And we need readers to show up for us big time—again.

Getting just 10 percent of the people who care enough about our work to be reading this blurb to part with a few bucks would be utterly transformative for us, and that's very much what we need to keep charging hard in this financially uncertain, high-stakes year.

If you can right now, please support the journalism you get from Mother Jones with a donation at whatever amount works for you. And please do it now, before you move on to whatever you're about to do next and think maybe you'll get to it later, because every gift matters and we really need to see a strong response if we're going to raise the $253,000 we need in less than three weeks.

payment methods

WE'LL BE BLUNT

It is astonishingly hard keeping a newsroom afloat these days, and we need to raise $253,000 in online donations quickly, by October 7.

The short of it: Last year, we had to cut $1 million from our budget so we could have any chance of breaking even by the time our fiscal year ended in June. And despite a huge rally from so many of you leading up to the deadline, we still came up a bit short on the whole. We can’t let that happen again. We have no wiggle room to begin with, and now we have a hole to dig out of.

Readers also told us to just give it to you straight when we need to ask for your support, and seeing how matter-of-factly explaining our inner workings, our challenges and finances, can bring more of you in has been a real silver lining. So our online membership lead, Brian, lays it all out for you in his personal, insider account (that literally puts his skin in the game!) of how urgent things are right now.

The upshot: Being able to rally $253,000 in donations over these next few weeks is vitally important simply because it is the number that keeps us right on track, helping make sure we don't end up with a bigger gap than can be filled again, helping us avoid any significant (and knowable) cash-flow crunches for now. We used to be more nonchalant about coming up short this time of year, thinking we can make it by the time June rolls around. Not anymore.

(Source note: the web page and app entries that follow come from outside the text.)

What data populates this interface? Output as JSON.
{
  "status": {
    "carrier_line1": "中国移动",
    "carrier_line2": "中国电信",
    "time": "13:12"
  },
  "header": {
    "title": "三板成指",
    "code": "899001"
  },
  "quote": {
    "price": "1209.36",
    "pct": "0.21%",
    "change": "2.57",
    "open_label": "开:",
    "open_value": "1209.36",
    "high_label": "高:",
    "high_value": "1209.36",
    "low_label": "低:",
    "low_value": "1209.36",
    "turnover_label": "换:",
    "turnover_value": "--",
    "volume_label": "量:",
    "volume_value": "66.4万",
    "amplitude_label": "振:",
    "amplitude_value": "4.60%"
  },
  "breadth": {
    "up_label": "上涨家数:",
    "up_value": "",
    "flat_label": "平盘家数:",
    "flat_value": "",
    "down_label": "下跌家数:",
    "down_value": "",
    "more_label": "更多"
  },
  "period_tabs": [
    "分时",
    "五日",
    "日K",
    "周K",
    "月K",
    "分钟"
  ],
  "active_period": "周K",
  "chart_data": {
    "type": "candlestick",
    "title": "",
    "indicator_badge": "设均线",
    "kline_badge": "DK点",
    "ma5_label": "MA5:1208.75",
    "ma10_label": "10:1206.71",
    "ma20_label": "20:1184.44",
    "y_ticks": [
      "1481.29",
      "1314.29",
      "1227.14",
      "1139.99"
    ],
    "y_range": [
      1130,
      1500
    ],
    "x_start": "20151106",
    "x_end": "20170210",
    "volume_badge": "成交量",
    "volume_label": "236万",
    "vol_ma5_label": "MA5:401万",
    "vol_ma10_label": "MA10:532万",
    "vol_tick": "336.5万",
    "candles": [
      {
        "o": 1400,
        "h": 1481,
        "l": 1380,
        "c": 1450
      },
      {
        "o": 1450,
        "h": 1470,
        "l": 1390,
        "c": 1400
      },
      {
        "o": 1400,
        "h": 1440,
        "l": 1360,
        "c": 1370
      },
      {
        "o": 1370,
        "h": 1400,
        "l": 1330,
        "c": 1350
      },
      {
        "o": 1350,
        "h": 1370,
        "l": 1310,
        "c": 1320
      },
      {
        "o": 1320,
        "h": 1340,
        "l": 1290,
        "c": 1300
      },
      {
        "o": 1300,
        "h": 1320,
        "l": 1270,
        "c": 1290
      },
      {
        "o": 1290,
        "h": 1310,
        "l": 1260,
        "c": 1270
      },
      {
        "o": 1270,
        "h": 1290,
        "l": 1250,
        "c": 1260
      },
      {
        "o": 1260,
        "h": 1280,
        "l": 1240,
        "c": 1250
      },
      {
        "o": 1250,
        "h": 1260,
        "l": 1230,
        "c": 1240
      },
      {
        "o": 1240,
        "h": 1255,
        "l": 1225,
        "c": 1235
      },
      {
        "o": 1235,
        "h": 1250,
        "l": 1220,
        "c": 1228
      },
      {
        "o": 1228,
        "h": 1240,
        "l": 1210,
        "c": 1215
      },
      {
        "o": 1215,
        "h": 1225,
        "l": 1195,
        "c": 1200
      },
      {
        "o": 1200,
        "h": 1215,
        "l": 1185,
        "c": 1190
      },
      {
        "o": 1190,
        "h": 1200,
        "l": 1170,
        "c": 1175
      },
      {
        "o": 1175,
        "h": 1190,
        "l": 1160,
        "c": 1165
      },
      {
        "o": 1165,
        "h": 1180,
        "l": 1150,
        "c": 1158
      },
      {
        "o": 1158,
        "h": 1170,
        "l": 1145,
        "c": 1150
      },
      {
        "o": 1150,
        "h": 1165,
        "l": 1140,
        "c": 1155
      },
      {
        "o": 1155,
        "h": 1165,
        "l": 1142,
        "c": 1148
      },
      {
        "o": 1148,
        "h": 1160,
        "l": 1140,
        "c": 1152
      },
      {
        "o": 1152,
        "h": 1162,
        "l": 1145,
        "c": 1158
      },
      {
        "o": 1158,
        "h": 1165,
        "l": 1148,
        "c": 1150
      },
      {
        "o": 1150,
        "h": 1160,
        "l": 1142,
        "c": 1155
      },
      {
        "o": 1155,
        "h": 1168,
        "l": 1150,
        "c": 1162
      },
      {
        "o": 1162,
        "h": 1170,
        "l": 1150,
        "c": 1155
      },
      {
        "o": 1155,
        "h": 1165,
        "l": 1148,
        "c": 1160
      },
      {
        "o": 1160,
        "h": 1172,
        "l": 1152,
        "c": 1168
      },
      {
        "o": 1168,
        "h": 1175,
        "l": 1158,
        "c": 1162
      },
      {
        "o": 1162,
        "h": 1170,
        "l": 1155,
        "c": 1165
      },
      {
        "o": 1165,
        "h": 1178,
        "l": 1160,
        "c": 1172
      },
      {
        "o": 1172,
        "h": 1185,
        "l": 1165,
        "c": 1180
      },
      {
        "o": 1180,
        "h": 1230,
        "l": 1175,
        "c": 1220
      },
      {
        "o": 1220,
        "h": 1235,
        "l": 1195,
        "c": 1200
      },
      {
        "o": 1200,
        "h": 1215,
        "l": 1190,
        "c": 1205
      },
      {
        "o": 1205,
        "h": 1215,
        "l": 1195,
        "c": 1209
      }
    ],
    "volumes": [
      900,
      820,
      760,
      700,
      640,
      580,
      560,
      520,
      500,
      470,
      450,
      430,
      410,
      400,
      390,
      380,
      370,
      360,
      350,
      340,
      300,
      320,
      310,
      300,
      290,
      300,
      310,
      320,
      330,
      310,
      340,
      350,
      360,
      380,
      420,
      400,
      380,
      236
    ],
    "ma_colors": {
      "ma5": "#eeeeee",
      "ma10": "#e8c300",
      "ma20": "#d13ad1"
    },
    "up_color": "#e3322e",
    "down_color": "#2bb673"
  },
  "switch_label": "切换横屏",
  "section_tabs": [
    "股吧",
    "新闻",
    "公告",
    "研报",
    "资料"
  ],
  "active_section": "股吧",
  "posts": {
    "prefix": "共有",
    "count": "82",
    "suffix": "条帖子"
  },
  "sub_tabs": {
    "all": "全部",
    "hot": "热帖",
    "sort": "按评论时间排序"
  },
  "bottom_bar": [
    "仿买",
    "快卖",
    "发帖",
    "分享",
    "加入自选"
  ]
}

Because the in-depth journalism on underreported beats and unique perspectives on the daily news you turn to Mother Jones for is only possible because readers fund us. Corporations and powerful people with deep pockets will never sustain the type of journalism we exist to do. The only investors who won’t let independent, investigative journalism down are the people who actually care about its future—you.

And we need readers to show up for us big time—again.

Getting just 10 percent of the people who care enough about our work to be reading this blurb to part with a few bucks would be utterly transformative for us, and that's very much what we need to keep charging hard in this financially uncertain, high-stakes year.

If you can right now, please support the journalism you get from Mother Jones with a donation at whatever amount works for you. And please do it now, before you move on to whatever you're about to do next and think maybe you'll get to it later, because every gift matters and we really need to see a strong response if we're going to raise the $253,000 we need in less than three weeks.

payment methods

We Recommend

Latest

Sign up for our free newsletter

Subscribe to the Mother Jones Daily to have our top stories delivered directly to your inbox.

Get our award-winning magazine

Save big on a full year of investigations, ideas, and insights.

Subscribe

Support our journalism

Help Mother Jones' reporters dig deep with a tax-deductible donation.

Donate